— Jon Daniels, to 105.3 The Fan
That's what it's come down to for former AL Rookie of the Year and all-star closer Neftali Feliz. The 25-year-old — yes, he's still just 25 — is basically being lauded for effort and nothing else. The good ol' "E for effort." That doesn't cut it in professional sports. You have to have talent, and right now, Feliz just doesn't have that.
That's why the decision was made on Tuesday to option Feliz to Triple-A Round Rock, meaning he will start the season in the minors. It's not because of injury, it's because of performance. How fast he's fallen.
Just three years ago, Feliz was the Rangers closer, following up an AL Rookie of the Year season and was a strike away from closing out a clinching game in the World Series. Then, David Freese happened. Then, Nelson Cruz happened. Then, you know what happened. Whoever you want to blame the Rangers' Game 6 collapse on — and there's plenty to go around — the Rangers didn't close the deal.
Depending on who's story you believe, Feliz was so mentally shaken after he allowed the tying run in the bottom of the ninth inning that he wasn't able to corral his emotions enough to be trusted in the 10th inning.
The past was the past, though, and Feliz was ready to forget about 2011 when 2012 rolled around. That year brought with it a new role after the Rangers acquired Joe Nathan to close games for them, moving Feliz, who was perhaps the most electric Rangers' arm in recent memory, to the starting rotation.
Feliz was fairly successful in his seven starts in 2012, averaging right at six innings per start (more than you can say for his compadre Alexi Ogando) with a 3-1 record and a 3.16 ERA. He had 37 strikeouts and 23 walks in his 42 2/3 innings. Then, his arm failed him and he was forced to go under the knife for Tommy John surgery.
Now, nearly a year and a half later, Feliz is still searching for that golden arm, and the Rangers desperately hope he finds it in Round Rock. Chances are, he will. Guys like that, with that prodigious talent and that kind of electric fastball don't usually just lose it. But what if he has?
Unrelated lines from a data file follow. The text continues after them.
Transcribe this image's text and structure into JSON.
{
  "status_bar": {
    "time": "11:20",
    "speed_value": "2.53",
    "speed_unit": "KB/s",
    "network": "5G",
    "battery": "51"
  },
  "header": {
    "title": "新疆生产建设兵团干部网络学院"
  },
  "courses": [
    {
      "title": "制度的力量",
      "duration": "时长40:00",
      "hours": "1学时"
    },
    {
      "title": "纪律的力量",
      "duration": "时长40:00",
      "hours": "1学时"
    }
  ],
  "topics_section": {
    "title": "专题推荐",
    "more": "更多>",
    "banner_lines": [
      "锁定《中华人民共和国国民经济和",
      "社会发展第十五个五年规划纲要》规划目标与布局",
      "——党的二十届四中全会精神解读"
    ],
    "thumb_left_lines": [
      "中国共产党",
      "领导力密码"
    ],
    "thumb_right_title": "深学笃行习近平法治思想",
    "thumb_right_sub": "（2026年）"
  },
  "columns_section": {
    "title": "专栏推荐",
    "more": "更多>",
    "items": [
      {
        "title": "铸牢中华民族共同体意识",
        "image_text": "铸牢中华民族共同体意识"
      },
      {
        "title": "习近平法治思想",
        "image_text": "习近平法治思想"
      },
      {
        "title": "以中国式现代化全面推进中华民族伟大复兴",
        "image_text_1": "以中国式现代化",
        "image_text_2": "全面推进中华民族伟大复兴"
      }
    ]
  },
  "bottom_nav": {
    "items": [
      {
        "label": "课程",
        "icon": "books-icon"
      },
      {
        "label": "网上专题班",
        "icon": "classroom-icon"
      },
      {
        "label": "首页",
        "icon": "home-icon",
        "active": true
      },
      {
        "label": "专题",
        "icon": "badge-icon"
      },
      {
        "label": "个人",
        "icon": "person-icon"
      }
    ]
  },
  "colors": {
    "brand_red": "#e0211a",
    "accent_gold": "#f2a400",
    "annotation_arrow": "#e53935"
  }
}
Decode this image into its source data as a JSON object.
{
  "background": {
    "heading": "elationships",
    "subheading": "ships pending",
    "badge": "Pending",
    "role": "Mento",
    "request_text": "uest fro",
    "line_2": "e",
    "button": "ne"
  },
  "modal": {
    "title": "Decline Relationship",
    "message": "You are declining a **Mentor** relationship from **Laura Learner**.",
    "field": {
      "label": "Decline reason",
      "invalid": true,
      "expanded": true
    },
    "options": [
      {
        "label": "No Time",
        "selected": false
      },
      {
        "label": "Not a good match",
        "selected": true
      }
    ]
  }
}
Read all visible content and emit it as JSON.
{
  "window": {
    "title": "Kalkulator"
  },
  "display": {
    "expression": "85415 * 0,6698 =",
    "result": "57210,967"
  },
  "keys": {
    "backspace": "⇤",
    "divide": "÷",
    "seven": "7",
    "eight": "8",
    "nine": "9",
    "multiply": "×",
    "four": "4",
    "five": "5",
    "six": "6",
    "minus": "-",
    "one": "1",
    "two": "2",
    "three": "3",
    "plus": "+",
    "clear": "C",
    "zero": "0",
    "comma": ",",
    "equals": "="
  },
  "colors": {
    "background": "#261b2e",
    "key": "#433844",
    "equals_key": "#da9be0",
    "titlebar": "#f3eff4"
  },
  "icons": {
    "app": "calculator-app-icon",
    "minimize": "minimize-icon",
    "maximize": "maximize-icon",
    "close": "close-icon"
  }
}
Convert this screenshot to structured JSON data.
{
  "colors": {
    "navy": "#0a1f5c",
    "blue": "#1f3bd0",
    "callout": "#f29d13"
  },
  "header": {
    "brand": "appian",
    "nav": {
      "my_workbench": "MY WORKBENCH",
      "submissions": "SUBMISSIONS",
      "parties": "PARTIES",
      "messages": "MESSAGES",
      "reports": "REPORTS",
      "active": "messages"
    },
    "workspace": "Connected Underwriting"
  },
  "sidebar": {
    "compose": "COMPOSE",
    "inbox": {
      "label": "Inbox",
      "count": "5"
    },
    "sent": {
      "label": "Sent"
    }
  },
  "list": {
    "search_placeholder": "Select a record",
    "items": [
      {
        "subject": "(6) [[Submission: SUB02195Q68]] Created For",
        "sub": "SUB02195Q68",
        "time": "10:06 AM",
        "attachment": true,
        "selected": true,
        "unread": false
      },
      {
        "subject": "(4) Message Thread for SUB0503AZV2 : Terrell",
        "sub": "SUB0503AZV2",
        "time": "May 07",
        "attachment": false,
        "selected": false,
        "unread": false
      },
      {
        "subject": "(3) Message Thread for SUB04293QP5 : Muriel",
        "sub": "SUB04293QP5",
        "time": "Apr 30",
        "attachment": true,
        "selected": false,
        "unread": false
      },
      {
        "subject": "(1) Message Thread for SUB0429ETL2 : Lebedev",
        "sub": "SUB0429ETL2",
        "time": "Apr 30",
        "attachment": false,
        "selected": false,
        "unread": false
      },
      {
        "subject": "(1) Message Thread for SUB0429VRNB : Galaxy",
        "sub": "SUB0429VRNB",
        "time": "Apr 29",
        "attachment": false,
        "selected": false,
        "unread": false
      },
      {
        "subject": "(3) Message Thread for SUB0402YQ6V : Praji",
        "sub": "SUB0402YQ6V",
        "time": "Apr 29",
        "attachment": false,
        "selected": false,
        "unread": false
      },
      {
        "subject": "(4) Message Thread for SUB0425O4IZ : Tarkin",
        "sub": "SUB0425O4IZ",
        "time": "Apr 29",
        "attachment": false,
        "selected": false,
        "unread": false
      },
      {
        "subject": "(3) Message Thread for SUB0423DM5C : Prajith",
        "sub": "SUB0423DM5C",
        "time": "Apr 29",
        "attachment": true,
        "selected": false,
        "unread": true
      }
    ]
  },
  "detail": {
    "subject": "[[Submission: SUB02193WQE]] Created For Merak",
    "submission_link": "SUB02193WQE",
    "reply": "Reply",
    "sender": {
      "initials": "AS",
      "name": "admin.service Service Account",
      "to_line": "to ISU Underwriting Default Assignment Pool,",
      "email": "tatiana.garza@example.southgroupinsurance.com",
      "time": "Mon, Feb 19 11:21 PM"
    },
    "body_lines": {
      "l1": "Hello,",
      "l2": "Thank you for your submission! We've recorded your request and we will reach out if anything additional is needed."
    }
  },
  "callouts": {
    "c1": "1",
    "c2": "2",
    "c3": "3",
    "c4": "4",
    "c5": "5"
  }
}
What if that one pitch to David Freese and the events that followed it eternally ruined such a bright career?